**WHAT YOU HAVE TO DO:** The answer must consist of every line from the data that holds the string "Export".

**RECORDS PROVIDED:**

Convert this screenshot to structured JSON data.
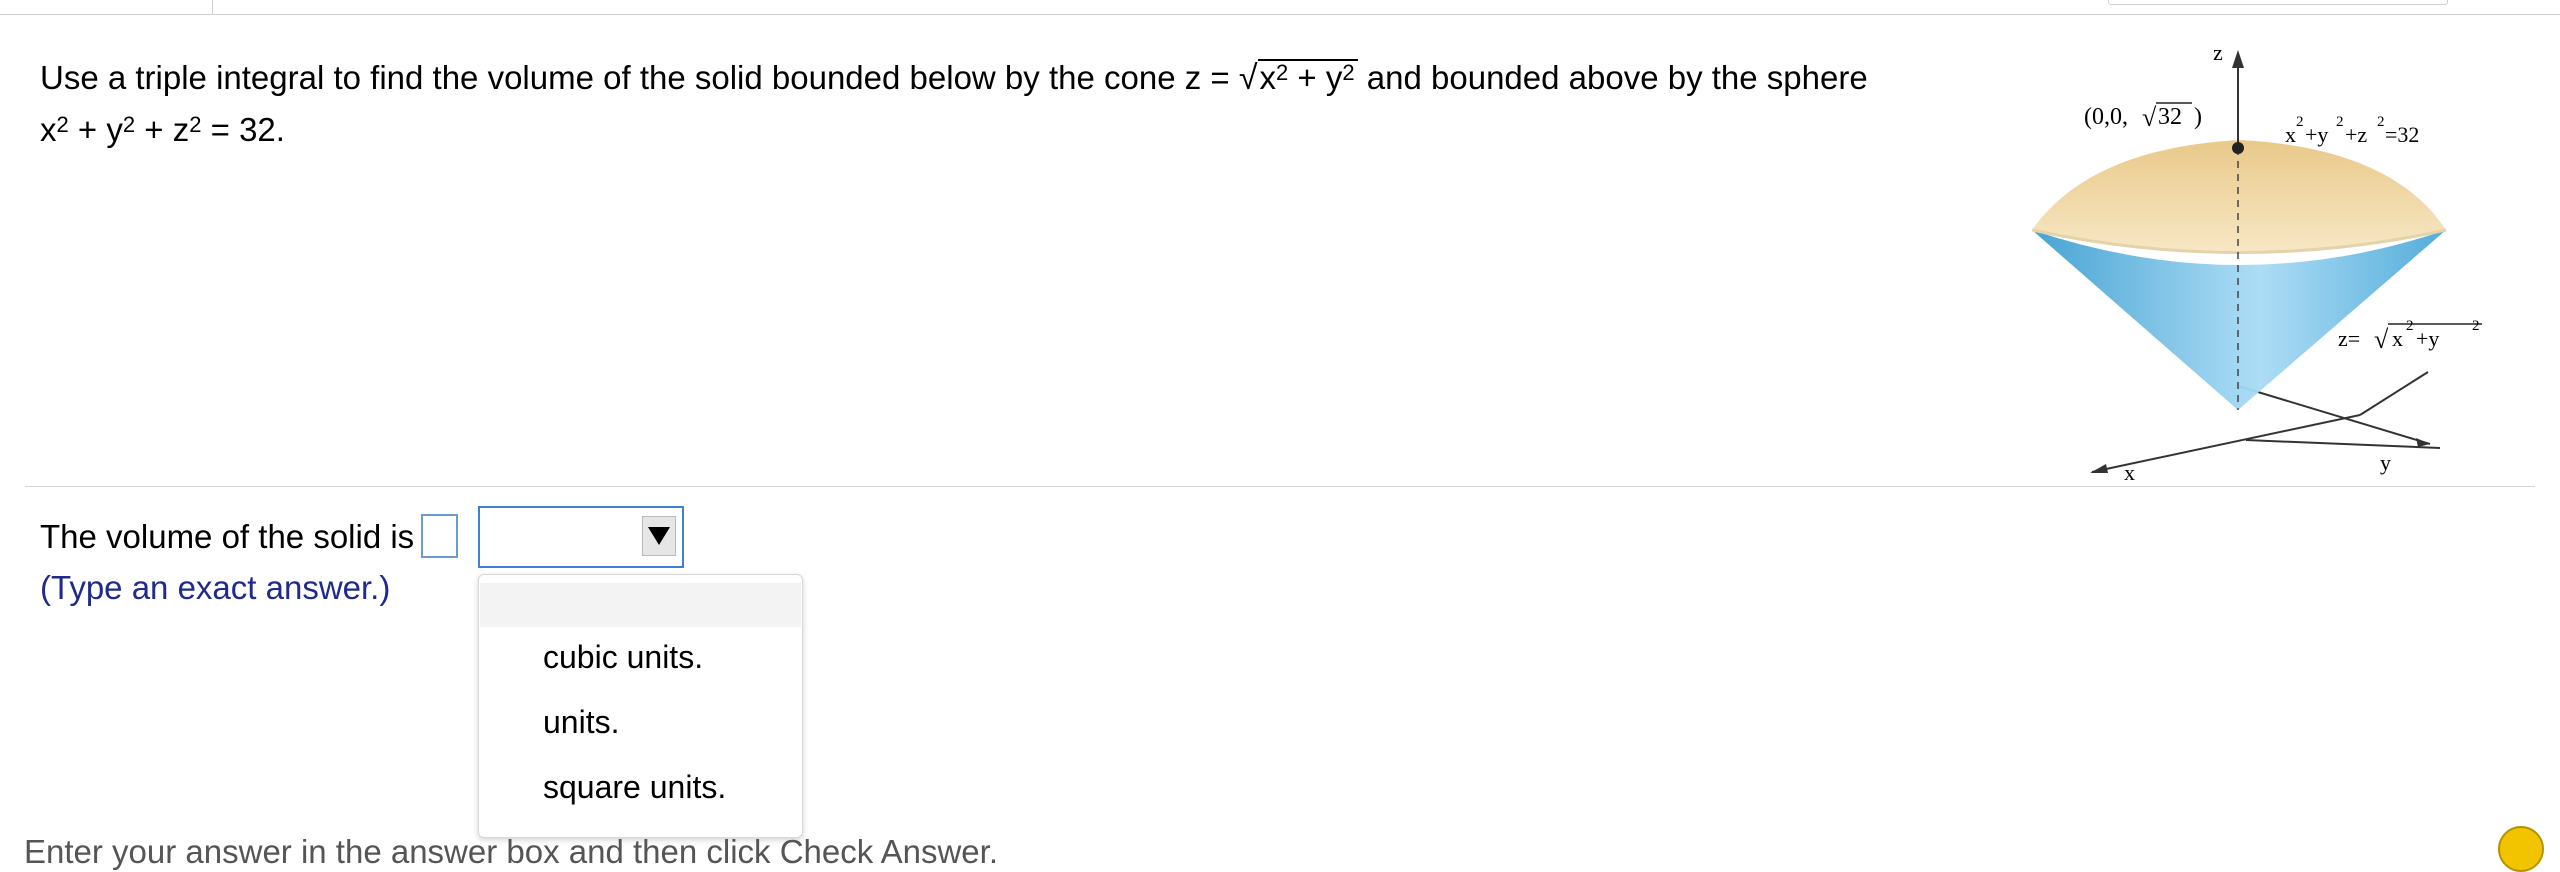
{
  "question": {
    "prefix": "Use a triple integral to find the volume of the solid bounded below by the cone z =",
    "radicand_x": "x",
    "radicand_exp1": "2",
    "radicand_plus": " + y",
    "radicand_exp2": "2",
    "suffix": "and bounded above by the sphere",
    "line2": {
      "x": "x",
      "x_exp": "2",
      "y": " + y",
      "y_exp": "2",
      "z": " + z",
      "z_exp": "2",
      "end": " = 32."
    }
  },
  "figure": {
    "axis_z": "z",
    "axis_x": "x",
    "axis_y": "y",
    "point_prefix": "(0,0,",
    "point_radicand": "32",
    "point_suffix": ")",
    "sphere_x": "x",
    "sphere_x_exp": "2",
    "sphere_y": "+y",
    "sphere_y_exp": "2",
    "sphere_z": "+z",
    "sphere_z_exp": "2",
    "sphere_end": "=32",
    "cone_prefix": "z=",
    "cone_x": "x",
    "cone_x_exp": "2",
    "cone_y": "+y",
    "cone_y_exp": "2",
    "colors": {
      "cap": "#e9c98a",
      "cone": "#5bb3e0"
    }
  },
  "answer": {
    "label": "The volume of the solid is",
    "value": "",
    "selected_unit": "",
    "hint": "(Type an exact answer.)"
  },
  "dropdown": {
    "options": [
      "cubic units.",
      "units.",
      "square units."
    ]
  },
  "footer": {
    "text": "Enter your answer in the answer box and then click Check Answer."
  }
}
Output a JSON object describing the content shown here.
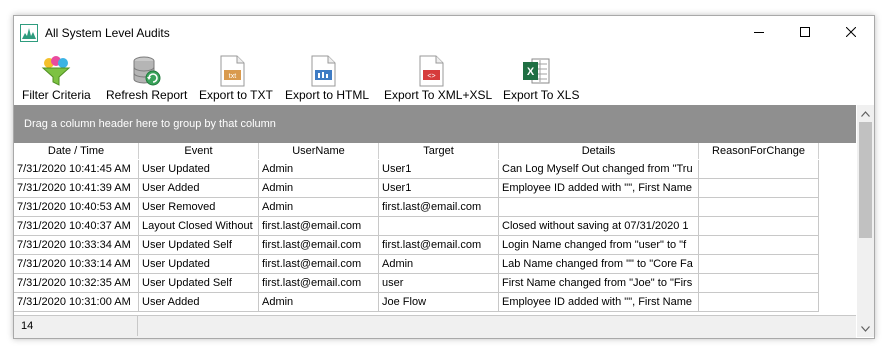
{
  "window": {
    "title": "All System Level Audits",
    "controls": [
      "minimize-icon",
      "maximize-icon",
      "close-icon"
    ]
  },
  "toolbar": {
    "items": [
      {
        "label": "Filter Criteria",
        "icon": "filter-funnel-icon"
      },
      {
        "label": "Refresh Report",
        "icon": "database-refresh-icon"
      },
      {
        "label": "Export to TXT",
        "icon": "txt-file-icon"
      },
      {
        "label": "Export to HTML",
        "icon": "html-file-icon"
      },
      {
        "label": "Export To XML+XSL",
        "icon": "xml-file-icon"
      },
      {
        "label": "Export To XLS",
        "icon": "excel-file-icon"
      }
    ]
  },
  "group_panel": {
    "text": "Drag a column header here to group by that column"
  },
  "grid": {
    "columns": [
      "Date / Time",
      "Event",
      "UserName",
      "Target",
      "Details",
      "ReasonForChange"
    ],
    "rows": [
      [
        "7/31/2020 10:41:45 AM",
        "User Updated",
        "Admin",
        "User1",
        "Can Log Myself Out changed from \"Tru",
        ""
      ],
      [
        "7/31/2020 10:41:39 AM",
        "User Added",
        "Admin",
        "User1",
        "Employee ID added with \"\", First Name",
        ""
      ],
      [
        "7/31/2020 10:40:53 AM",
        "User Removed",
        "Admin",
        "first.last@email.com",
        "",
        ""
      ],
      [
        "7/31/2020 10:40:37 AM",
        "Layout Closed Without",
        "first.last@email.com",
        "",
        "Closed without saving at 07/31/2020 1",
        ""
      ],
      [
        "7/31/2020 10:33:34 AM",
        "User Updated Self",
        "first.last@email.com",
        "first.last@email.com",
        "Login Name changed from \"user\" to \"f",
        ""
      ],
      [
        "7/31/2020 10:33:14 AM",
        "User Updated",
        "first.last@email.com",
        "Admin",
        "Lab Name changed from \"\" to \"Core Fa",
        ""
      ],
      [
        "7/31/2020 10:32:35 AM",
        "User Updated Self",
        "first.last@email.com",
        "user",
        "First Name changed from \"Joe\" to \"Firs",
        ""
      ],
      [
        "7/31/2020 10:31:00 AM",
        "User Added",
        "Admin",
        "Joe Flow",
        "Employee ID added with \"\", First Name",
        ""
      ]
    ],
    "row_count": "14"
  }
}
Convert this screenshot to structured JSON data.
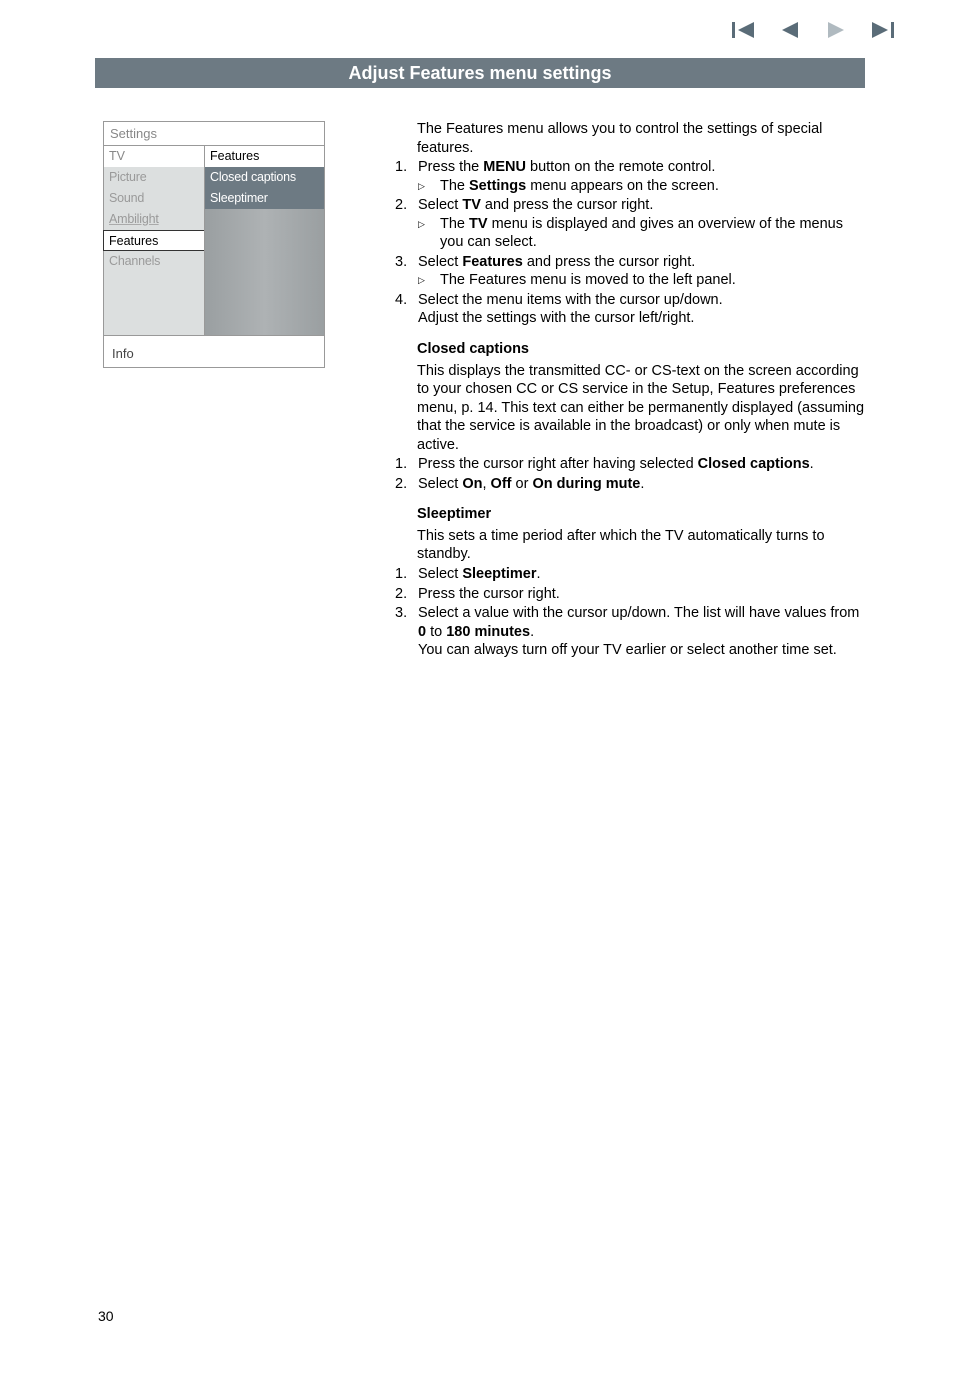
{
  "nav": {
    "first": "⏮",
    "prev": "◀",
    "next": "▶",
    "last": "⏭"
  },
  "banner": "Adjust Features menu settings",
  "panel": {
    "title": "Settings",
    "left_head": "TV",
    "left": [
      "Picture",
      "Sound",
      "Ambilight",
      "Features",
      "Channels"
    ],
    "right_head": "Features",
    "right": [
      "Closed captions",
      "Sleeptimer"
    ],
    "info": "Info"
  },
  "intro": {
    "p1": "The Features menu allows you to control the settings of special features.",
    "steps": [
      {
        "n": "1.",
        "t": [
          "Press the ",
          "MENU",
          " button on the remote control."
        ],
        "sub": [
          "The ",
          "Settings",
          " menu appears on the screen."
        ]
      },
      {
        "n": "2.",
        "t": [
          "Select ",
          "TV",
          " and press the cursor right."
        ],
        "sub": [
          "The ",
          "TV",
          " menu is displayed and gives an overview of the menus you can select."
        ]
      },
      {
        "n": "3.",
        "t": [
          "Select ",
          "Features",
          " and press the cursor right."
        ],
        "sub2": "The Features menu is moved to the left panel."
      },
      {
        "n": "4.",
        "t": [
          "Select the menu items with the cursor up/down."
        ],
        "plain": "Adjust the settings with the cursor left/right."
      }
    ]
  },
  "closed": {
    "head": "Closed captions",
    "p": "This displays the transmitted CC- or CS-text on the screen according to your chosen CC or CS service in the Setup, Features preferences menu, p. 14. This text can either be permanently displayed (assuming that the service is available in the broadcast) or only when mute is active.",
    "s1a": "Press the cursor right after having selected ",
    "s1b": "Closed captions",
    "s1c": ".",
    "s2a": "Select ",
    "s2b": "On",
    "s2c": ", ",
    "s2d": "Off",
    "s2e": " or ",
    "s2f": "On during mute",
    "s2g": "."
  },
  "sleep": {
    "head": "Sleeptimer",
    "p": "This sets a time period after which the TV automatically turns to standby.",
    "s1a": "Select ",
    "s1b": "Sleeptimer",
    "s1c": ".",
    "s2": "Press the cursor right.",
    "s3a": "Select a value with the cursor up/down. The list will have values from ",
    "s3b": "0",
    "s3c": " to ",
    "s3d": "180 minutes",
    "s3e": ".",
    "s3f": "You can always turn off your TV earlier or select another time set."
  },
  "page": "30"
}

**OUTPUT FOR THIS TASK:**
        "label": "Export to TXT",
        "label": "Export to HTML",
        "label": "Export To XML+XSL",
        "label": "Export To XLS",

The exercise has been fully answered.